A Tale from the Riddermark
And their long fight against Shadow
A cold, cruel wind blew from the West
as 'neath the stars grim shadows crept;
'twas Isengard's dark minions in the night.
Forth they came to put to sword
both Rider, wife, and newly born,
and graybeard sleeping in their honest beds.
But rose they ere the first stroke fell
to sound the horn and battle-yell;
and bright swords flashed in leaping firelight.
Fierce they fought, but hearts despaired
of what would pass when sunrise bared
the faces of the living and the dead.
For though their walls were stoutly made
and gallant was the fight they gave
the Enemy pressed ravening and strong.
Thus from the stable standing near
they drew a colt with sharp black ears
and lifted to his back a nimble lad.
"Ride you hard to Erkenbrand!"
A spear was pressed to boyish hand;
"We'll hold 'til aid returns - now fly, be gone!"
Withawill the colt was named,
and to the ways of men untrained,
but now he bore the only hope they had.

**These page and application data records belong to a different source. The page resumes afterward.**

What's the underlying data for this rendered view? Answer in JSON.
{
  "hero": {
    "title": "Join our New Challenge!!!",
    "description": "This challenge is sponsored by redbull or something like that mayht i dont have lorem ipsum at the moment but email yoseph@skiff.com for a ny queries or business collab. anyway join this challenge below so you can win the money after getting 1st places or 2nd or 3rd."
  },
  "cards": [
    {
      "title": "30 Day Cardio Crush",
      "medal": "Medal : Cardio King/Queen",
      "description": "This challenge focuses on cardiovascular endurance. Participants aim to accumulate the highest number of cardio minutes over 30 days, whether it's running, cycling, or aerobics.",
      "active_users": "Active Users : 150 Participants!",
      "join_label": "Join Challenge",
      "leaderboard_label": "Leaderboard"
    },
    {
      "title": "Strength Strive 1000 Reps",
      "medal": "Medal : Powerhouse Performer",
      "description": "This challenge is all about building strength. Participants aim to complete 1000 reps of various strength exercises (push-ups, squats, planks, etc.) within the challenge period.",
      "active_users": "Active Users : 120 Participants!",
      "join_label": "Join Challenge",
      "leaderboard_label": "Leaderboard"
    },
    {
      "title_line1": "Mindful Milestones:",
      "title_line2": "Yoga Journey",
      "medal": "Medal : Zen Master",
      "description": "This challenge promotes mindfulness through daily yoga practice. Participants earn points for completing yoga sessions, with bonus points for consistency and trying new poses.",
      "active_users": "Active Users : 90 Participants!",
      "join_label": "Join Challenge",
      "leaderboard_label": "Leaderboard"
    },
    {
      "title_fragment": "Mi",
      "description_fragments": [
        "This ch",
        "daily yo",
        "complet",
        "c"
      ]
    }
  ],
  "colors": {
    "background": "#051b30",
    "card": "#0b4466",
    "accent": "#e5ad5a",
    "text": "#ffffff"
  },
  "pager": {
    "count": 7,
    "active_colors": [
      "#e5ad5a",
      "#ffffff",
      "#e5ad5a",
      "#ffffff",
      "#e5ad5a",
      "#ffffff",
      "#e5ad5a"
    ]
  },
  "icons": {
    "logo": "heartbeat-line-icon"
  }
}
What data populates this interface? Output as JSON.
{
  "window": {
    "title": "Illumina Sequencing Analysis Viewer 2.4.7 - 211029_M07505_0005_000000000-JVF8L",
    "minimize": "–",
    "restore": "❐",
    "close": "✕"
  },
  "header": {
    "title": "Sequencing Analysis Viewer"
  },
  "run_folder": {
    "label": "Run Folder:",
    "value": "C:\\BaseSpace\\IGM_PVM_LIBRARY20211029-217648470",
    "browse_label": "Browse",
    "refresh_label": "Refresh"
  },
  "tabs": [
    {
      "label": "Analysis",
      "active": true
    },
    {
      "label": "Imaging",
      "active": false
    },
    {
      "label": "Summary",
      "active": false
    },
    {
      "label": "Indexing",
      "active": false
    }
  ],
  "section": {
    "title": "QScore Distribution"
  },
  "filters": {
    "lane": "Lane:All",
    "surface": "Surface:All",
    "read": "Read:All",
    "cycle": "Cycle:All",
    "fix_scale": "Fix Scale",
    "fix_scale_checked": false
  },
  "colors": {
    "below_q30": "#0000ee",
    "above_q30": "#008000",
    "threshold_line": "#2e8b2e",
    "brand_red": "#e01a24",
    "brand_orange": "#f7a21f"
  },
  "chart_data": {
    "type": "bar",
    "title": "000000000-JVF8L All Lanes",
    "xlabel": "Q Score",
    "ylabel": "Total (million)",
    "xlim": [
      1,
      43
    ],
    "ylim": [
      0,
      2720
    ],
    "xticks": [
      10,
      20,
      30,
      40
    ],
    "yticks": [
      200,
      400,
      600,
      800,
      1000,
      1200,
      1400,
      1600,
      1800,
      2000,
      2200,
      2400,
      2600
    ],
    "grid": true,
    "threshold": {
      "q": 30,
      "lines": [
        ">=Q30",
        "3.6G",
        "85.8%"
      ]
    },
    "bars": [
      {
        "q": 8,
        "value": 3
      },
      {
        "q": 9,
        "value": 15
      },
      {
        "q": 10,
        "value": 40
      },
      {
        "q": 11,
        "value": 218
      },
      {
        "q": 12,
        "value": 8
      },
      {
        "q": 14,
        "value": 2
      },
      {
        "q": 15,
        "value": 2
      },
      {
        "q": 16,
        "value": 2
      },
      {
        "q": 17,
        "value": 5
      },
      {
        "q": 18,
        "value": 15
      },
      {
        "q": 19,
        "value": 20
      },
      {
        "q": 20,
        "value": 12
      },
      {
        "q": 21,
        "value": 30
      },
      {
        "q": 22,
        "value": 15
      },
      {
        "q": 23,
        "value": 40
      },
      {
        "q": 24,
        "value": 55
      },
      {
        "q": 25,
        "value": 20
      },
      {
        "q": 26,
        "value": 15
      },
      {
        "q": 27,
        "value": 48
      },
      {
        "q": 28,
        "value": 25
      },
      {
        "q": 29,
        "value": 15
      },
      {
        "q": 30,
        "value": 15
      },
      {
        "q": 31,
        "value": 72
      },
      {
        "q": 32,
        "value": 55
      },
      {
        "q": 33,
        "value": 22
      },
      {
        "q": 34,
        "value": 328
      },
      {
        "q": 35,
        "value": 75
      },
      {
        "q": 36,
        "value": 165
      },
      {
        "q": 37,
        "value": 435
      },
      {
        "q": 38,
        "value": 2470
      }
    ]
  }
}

The bridle rein was never drawn,
nor pace slowed in the blackened dawn
as forth they rode, though arrows sought their flight.
A half-grown youth, an untried horse
in darkness raced the watercourse;
and in them beat the blood of ancient days.
Peak and river lay between
and broken ground lay traps unseen,
as on they sped amid the moonless night.
Steep and black the gorges fell,
and thorns threw hidden snares, as well,
before the reckless gallop of their way.
Yet stumbled not the lank grey colt,
nor rider felt a fumbling jolt,
as swift they flew on wings of direst need.
Where stone lay sharp as bursted glass
the mountain let the rider pass;
like shadow down the meadowlands they speed.
Long and long they came at last
to Erkenbrand upon the pass,
the stumbling colt with foam from hip to knee.
"My father bids -." the lad then spoke,
and gasped his kinfolk's desperate hope,
ere horse and boy fell senseless at their feet.
As rivers thunder fierce in flood
so Riders rode to blood for blood,
and dawn found vict'ry smiling at the door.
The message sent had turned the day,
and many asked wherein he lay;
what gallant soul had made this desperate ride?
And yet the boy spoke not his name,
but asked instead they lay the fame
upon the gaunt grey colt who brought him forth.
Nay, seek him not on far green hills,
for he is gone, but lauded still;
bold Withawill, the son of Pretty Flight.
~ FINIS ~
Author's Note: I realize this does not take any of the accepted forms of poetry normally attributed to Tolkien's treatment of Rohirrim tales and ballads. But who is to say that this tale was recorded by a Rohirrim at all? Perhaps a hobbit recorded the story in his own simple verse ...